The daily routine for make-up can include extensive tattoo coverage. Kelsey Collins is our resident expert using various palettes such as Jordane and Skin Illustrator. Color combos are designed for each actor. Kelsey and Riley Nightingall have their work cut out for them with last-minute wardrobe changes requiring immediate tattoo coverage on stage in front of cameras. The pressure is on to get the perfect color and blended edge. Bringing in Temptu Air with EBA airbrush paint was extremely helpful (credit to Stacey Alfano).
From Kathy Jones, Make-up Artist:
Kiehl’s moisturizer is a favorite to start with, although many women have their choice of product on when they begin the day. Foundations include MAC, Make Up For Ever and Nars. Lancome Dual Finish is a standard to set the base and keep shine to a minimum on camera.
From Lauren Mendoza, Hair Stylist:
Our girls maintain a deep conditioning regimen at home to prepare hair for the week. We start out by applying Amika Heat Defense from thermal styling damage. Next, we seal from frizz and humidity with Oribe Anti Humidity spray. Once our styling is complete, we use Oribe Superfine hairspray to smooth and lock in our style.
From Justin Jackson, Hair Stylist:
An essential in my kit is a good heat protector. Paul Mitchell “Hot Off the Press” is a personal favorite of mine. I also can’t go without Oribe Anti Humidity spray to help lock in the look and control fly always. Finishing the look with a light hairspray such as Oribe Free Styling doesn’t weigh the hair down while keeping the style in place.
Over the years, both departments have been the recipient of daytime Emmy and Guild awards. Our first Emmy win for make-up was in 1985. Hearing our name announced and running to the stage was something none of us had experienced before. The hair department didn’t get their well-deserved recognition until 2012. Led by George Guzman at that time plus the team finally brought it home. It was long overdue and I remind George to this day that he earned the first Y&R hair Emmy in the history of the show.
To describe an Emmy win, it’s friendly competition, respecting and applauding the winners from all other shows, but I’ll admit seeing your name on the statue has always been pretty exciting. It’s a bond with peers and co-workers that’s hard to beat.
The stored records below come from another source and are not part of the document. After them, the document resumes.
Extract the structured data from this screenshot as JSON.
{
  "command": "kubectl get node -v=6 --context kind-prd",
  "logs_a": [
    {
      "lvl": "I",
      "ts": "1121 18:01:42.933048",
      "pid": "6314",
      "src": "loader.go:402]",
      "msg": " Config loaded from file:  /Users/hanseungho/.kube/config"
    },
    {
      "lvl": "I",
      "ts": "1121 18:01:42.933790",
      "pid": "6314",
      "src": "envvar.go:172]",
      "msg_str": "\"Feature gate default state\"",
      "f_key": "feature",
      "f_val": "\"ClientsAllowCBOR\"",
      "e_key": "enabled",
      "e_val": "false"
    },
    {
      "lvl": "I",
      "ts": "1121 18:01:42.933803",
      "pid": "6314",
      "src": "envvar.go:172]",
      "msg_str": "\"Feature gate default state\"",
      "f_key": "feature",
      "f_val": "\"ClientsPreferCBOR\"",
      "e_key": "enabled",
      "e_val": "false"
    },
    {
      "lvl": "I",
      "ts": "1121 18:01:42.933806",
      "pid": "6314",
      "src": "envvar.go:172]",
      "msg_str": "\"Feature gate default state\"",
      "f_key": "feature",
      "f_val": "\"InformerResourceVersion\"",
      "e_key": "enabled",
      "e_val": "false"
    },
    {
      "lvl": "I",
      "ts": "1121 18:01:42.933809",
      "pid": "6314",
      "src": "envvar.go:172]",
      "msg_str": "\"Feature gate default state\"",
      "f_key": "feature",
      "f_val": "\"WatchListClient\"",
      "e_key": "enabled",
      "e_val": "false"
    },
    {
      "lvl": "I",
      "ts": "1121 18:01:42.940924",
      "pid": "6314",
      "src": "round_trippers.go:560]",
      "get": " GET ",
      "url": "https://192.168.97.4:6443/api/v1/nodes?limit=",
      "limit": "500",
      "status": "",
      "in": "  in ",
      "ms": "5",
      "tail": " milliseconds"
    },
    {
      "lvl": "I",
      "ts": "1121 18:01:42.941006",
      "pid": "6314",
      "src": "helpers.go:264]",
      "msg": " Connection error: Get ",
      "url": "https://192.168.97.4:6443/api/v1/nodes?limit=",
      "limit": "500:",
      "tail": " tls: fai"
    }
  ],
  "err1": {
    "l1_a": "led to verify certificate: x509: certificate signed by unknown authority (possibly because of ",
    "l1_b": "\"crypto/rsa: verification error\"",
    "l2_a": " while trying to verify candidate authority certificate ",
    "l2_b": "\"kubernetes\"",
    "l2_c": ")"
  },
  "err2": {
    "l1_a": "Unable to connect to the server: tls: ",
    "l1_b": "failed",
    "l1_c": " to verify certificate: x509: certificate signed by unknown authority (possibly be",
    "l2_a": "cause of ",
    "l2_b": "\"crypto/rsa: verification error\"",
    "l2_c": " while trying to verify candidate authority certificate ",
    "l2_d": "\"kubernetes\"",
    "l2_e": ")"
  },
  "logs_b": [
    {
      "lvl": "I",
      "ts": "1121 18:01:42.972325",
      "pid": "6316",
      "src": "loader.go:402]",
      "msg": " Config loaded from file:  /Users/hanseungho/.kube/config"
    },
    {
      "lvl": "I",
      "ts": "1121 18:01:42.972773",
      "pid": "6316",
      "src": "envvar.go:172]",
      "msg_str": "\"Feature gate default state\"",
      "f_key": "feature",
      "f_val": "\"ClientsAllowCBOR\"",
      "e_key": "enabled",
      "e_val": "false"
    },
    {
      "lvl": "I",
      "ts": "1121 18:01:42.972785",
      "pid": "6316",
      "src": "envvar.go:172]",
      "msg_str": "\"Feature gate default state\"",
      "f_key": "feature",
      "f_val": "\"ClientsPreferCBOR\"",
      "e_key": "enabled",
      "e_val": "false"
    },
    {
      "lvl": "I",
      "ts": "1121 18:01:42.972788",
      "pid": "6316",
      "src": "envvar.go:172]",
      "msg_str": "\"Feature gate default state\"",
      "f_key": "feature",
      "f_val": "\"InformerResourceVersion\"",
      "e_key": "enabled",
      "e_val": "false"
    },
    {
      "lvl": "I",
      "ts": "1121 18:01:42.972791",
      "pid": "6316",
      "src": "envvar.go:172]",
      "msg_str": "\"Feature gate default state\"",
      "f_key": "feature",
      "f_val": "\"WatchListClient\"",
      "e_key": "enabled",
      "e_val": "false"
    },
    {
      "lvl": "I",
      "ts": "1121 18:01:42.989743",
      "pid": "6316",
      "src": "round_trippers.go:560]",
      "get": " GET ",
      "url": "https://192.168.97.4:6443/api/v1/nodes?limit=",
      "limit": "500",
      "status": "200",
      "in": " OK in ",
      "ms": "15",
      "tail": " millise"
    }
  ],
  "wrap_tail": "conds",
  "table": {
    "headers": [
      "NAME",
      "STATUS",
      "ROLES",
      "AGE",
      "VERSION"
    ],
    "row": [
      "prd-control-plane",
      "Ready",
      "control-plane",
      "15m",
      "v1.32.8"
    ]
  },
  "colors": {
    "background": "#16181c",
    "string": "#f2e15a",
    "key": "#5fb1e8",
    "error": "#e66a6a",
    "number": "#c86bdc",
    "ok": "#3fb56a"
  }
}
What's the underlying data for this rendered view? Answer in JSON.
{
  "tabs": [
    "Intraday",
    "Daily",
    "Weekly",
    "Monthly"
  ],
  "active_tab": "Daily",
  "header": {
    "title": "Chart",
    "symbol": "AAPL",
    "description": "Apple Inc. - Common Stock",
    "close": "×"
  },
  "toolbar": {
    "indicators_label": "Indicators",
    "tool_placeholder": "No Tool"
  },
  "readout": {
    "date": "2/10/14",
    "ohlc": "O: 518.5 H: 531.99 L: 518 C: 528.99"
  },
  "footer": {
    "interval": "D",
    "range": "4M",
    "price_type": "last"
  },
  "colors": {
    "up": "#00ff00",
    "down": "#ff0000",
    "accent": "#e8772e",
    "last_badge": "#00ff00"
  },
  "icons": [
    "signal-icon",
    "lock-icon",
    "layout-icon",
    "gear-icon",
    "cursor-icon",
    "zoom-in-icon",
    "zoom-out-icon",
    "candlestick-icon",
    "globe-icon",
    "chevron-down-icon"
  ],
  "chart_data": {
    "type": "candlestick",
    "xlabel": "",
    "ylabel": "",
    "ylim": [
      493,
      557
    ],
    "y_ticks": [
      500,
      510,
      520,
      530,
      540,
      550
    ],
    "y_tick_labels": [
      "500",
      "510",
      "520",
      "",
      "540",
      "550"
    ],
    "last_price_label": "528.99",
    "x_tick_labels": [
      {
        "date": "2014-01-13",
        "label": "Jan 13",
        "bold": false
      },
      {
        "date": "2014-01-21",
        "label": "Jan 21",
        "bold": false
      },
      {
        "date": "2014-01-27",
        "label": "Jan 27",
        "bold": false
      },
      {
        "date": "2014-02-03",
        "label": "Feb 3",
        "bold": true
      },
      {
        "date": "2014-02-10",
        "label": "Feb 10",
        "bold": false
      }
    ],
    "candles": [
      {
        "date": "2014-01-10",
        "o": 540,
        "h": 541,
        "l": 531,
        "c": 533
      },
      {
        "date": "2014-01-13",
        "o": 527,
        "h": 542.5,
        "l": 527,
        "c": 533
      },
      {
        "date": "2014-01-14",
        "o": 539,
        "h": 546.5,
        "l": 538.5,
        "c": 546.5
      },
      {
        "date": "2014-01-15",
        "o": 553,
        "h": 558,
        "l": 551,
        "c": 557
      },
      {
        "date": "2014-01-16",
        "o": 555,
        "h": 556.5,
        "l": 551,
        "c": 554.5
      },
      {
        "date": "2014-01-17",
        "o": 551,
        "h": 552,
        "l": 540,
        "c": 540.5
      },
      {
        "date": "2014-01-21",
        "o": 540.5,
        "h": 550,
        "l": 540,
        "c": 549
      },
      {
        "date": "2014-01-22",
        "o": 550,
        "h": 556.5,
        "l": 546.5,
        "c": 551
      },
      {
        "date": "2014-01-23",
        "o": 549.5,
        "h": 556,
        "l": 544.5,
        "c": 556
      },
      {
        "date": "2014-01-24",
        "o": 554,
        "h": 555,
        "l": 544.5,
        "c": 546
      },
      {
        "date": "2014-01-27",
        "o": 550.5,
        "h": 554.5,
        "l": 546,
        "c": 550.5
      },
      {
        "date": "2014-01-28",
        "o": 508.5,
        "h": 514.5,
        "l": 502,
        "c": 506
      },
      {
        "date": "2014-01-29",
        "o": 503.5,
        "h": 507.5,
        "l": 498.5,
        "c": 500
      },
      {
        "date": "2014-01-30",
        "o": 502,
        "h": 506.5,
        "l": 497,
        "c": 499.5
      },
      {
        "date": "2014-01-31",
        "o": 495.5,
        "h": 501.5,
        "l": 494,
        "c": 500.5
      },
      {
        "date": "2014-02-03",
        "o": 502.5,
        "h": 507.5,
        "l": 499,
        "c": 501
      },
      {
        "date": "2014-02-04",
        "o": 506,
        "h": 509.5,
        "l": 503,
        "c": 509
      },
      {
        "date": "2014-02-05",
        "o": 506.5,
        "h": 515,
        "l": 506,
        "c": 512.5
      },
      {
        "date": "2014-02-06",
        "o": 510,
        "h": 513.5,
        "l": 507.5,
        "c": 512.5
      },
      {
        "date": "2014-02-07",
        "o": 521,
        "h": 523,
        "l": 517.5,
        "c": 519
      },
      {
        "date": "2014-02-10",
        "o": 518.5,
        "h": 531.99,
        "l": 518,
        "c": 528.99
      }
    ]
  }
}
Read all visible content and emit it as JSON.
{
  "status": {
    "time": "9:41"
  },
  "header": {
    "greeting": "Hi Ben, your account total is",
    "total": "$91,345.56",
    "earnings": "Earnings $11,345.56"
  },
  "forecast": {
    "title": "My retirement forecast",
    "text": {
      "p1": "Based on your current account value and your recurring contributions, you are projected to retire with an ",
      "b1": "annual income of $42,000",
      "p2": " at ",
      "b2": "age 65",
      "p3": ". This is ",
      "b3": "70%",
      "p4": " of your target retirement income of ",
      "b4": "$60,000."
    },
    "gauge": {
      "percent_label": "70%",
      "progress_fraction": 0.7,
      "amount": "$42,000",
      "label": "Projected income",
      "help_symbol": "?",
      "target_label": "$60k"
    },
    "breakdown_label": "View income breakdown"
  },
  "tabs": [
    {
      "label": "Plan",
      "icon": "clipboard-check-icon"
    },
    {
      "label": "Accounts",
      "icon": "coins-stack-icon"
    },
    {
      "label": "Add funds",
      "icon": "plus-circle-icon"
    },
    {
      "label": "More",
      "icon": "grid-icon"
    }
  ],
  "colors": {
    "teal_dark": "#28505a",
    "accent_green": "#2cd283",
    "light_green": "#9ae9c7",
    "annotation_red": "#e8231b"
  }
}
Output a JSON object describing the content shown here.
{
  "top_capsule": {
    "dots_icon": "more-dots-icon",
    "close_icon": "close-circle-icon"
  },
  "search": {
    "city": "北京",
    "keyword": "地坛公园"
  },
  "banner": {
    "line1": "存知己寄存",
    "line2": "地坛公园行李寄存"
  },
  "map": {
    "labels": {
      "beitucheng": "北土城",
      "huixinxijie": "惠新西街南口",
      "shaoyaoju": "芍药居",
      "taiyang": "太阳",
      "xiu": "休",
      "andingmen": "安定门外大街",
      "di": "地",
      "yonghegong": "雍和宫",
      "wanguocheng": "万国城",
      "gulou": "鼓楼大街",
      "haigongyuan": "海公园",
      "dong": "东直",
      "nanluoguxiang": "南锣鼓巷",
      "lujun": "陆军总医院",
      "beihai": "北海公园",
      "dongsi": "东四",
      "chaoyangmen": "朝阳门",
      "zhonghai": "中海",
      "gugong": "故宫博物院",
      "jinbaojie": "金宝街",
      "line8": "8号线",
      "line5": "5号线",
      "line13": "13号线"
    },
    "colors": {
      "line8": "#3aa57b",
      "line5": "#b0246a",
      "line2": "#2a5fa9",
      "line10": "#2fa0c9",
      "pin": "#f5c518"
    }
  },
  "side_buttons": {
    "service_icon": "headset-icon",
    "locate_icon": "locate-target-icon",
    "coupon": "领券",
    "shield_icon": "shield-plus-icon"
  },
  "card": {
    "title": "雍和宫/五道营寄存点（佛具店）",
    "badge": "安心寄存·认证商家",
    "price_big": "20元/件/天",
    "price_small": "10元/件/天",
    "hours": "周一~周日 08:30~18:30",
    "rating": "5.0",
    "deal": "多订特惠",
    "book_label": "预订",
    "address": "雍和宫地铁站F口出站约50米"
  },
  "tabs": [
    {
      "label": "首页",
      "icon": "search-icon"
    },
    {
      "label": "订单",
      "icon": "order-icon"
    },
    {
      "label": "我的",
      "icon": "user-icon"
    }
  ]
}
For many years, Jody Lawrence, Studio Department Head, has hired a great group of talented hair stylists and make-up artists for each of the shows to choose from. Her hiring has also included valuable training, sharing her expertise in wigs and styling. Teaching has always been Jody’s passion and she has made time after hours and on weekends to provide that training to any of her crew that was interested and excited to learn.
Although our hair crew changes periodically, our most recent team in the last few years includes Lauren Mendoza, Adriana Lucio, Justin Jackson, Regina Rodriguez, Miriam Flowers, Michelle Corona, Dorchelle Stafford, Christina Joseph, Vanessa Bragdon Villalovos and Jackie Zavala.
Make-up artists include Kathy Jones of 32 years, Marlene Mason (retired in 2020), Laura Schaffer, Kelsey Collins, Robert Bolger (34 years), Stacey Alfano, Riley Nightingall and myself (41 years). My job also includes making sure the show is covered, the schedule runs smoothly and producers are happy with the looks we create.
In closing, I’d like to give special acknowledgment and a tribute to Jenna Wittman and Ralph Wilcox. We had the fortune to have them on our make-up crew for many years. Personally, I thank them for being so generous, always willing to share a wealth of knowledge. Their devotion and dedication to the craft was unparalleled. Sadly, we lost Jenna in 2019 and Ralph in 2021.
Both are dearly missed and remain in our hearts. •